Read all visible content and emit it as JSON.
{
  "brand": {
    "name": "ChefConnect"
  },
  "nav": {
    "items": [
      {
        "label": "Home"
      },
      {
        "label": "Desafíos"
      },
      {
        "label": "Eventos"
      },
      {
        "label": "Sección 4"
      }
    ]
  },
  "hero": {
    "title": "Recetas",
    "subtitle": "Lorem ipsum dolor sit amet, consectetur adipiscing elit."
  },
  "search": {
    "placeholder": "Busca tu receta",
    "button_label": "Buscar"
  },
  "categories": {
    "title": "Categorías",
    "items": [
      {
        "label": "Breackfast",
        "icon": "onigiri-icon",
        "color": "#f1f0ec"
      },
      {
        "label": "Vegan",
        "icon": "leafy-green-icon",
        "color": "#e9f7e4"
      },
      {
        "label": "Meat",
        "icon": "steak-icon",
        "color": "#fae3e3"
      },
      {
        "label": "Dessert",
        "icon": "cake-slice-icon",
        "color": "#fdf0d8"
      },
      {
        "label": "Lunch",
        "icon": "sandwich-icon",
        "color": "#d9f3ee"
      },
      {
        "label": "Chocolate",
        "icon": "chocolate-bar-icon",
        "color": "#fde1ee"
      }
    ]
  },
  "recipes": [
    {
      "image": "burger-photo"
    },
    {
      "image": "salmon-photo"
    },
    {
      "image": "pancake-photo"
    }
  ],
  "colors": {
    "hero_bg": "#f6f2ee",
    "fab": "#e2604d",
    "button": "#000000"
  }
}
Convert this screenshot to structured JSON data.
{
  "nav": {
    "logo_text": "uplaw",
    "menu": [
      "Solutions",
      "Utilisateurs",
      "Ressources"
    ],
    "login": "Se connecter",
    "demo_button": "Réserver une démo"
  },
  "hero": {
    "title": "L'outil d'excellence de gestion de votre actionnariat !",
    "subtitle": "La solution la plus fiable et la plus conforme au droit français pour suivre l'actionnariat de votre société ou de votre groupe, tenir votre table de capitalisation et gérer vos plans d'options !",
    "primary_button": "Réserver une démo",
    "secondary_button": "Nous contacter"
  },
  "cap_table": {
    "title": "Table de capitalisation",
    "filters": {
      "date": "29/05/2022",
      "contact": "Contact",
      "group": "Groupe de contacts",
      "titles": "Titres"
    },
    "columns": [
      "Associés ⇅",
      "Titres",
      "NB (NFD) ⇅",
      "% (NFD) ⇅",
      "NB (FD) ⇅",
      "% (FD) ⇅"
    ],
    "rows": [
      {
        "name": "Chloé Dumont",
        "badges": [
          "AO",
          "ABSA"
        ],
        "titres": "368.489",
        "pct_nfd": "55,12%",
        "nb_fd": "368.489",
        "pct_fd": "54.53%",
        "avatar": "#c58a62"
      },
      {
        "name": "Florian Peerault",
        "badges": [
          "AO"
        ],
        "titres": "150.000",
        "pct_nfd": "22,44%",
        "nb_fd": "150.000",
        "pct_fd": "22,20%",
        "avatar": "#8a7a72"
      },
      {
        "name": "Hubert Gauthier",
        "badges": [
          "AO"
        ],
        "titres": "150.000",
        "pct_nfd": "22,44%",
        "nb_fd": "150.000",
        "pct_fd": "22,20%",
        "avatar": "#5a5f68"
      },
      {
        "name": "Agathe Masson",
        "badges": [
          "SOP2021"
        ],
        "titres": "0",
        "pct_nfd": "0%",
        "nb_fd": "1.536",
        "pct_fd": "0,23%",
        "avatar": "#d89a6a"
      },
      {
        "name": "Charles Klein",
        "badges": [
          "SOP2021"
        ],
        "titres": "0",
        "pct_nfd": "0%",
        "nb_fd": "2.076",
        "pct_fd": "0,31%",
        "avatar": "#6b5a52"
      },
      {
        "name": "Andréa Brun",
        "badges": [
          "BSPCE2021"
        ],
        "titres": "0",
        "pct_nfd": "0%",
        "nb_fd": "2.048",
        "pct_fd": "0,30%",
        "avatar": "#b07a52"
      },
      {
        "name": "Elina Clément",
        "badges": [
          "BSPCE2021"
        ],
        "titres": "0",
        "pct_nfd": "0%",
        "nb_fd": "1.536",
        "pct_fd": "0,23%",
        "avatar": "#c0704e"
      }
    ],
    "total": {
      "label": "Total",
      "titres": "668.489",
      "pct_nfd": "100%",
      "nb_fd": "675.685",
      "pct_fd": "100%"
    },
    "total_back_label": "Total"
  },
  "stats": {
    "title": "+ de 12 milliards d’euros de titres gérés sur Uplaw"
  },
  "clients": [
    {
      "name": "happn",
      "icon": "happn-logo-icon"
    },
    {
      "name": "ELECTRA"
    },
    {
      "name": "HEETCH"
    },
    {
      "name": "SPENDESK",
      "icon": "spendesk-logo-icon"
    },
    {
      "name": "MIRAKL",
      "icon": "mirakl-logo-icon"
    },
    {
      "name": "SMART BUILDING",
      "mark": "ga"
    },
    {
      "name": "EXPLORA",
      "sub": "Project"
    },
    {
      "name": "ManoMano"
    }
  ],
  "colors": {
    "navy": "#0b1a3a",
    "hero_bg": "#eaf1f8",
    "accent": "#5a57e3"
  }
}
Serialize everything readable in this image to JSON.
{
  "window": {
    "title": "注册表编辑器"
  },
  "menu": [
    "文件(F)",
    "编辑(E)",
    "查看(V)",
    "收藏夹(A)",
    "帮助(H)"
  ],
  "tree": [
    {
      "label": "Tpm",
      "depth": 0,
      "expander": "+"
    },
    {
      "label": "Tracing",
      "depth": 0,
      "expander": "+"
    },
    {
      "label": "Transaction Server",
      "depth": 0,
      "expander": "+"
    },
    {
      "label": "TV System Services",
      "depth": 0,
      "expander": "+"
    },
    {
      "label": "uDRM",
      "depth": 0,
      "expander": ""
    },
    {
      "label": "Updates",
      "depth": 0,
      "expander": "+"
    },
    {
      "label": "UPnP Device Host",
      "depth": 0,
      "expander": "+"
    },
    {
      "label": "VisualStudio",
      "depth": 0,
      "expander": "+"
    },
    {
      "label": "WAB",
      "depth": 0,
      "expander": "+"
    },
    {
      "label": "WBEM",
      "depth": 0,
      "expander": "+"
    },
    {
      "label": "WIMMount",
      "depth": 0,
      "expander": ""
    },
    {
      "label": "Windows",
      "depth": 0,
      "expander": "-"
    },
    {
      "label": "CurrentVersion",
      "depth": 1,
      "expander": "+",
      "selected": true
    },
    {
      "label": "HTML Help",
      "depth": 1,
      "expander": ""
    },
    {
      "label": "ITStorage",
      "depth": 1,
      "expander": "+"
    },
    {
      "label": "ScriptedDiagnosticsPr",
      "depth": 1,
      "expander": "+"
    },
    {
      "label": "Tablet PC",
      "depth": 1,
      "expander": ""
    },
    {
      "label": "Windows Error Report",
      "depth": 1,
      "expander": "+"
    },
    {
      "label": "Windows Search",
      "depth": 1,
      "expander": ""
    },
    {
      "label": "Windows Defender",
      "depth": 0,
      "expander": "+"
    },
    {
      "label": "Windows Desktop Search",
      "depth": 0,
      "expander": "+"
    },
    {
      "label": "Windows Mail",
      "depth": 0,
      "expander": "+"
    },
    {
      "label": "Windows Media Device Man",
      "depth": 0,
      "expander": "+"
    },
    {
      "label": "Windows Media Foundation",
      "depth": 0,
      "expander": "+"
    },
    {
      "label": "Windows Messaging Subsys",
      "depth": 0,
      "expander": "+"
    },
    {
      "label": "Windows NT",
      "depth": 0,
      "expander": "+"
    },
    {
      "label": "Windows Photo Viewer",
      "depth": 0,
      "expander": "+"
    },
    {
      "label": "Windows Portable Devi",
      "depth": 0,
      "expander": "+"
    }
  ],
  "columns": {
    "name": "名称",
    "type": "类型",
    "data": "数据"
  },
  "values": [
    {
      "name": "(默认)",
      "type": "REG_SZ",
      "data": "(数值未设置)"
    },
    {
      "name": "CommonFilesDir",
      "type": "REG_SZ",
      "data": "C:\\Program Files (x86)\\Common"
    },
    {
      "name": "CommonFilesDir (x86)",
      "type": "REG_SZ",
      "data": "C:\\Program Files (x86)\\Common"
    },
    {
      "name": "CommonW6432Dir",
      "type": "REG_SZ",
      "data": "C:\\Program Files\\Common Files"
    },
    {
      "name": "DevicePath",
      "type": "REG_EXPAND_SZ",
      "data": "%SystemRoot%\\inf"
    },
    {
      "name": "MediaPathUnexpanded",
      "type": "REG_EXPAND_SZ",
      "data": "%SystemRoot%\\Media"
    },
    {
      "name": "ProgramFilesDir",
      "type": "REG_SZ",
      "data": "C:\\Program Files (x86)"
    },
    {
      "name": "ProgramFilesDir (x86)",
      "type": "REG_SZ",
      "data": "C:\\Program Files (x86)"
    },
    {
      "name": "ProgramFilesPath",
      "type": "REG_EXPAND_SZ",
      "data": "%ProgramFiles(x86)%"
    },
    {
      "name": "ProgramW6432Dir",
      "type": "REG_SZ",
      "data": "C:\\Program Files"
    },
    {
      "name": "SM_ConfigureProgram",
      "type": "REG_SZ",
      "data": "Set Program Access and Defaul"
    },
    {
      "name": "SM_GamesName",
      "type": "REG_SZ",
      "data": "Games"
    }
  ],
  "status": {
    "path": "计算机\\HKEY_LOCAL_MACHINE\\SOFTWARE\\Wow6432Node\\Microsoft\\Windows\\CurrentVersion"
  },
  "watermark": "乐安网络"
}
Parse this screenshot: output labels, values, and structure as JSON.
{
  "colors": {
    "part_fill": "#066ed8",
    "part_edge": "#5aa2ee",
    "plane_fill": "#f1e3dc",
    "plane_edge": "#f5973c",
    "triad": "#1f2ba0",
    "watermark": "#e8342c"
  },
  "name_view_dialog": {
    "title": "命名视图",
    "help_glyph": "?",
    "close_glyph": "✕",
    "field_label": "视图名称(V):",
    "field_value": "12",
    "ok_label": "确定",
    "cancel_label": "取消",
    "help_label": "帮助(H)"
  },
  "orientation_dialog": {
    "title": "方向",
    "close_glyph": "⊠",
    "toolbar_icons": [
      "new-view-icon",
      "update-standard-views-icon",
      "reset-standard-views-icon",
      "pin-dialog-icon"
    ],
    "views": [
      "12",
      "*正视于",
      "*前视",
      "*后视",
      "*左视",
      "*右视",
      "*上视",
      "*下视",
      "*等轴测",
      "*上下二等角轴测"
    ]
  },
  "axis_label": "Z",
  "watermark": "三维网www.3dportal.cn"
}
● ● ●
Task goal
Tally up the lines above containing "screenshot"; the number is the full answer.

Solution to this exercise
2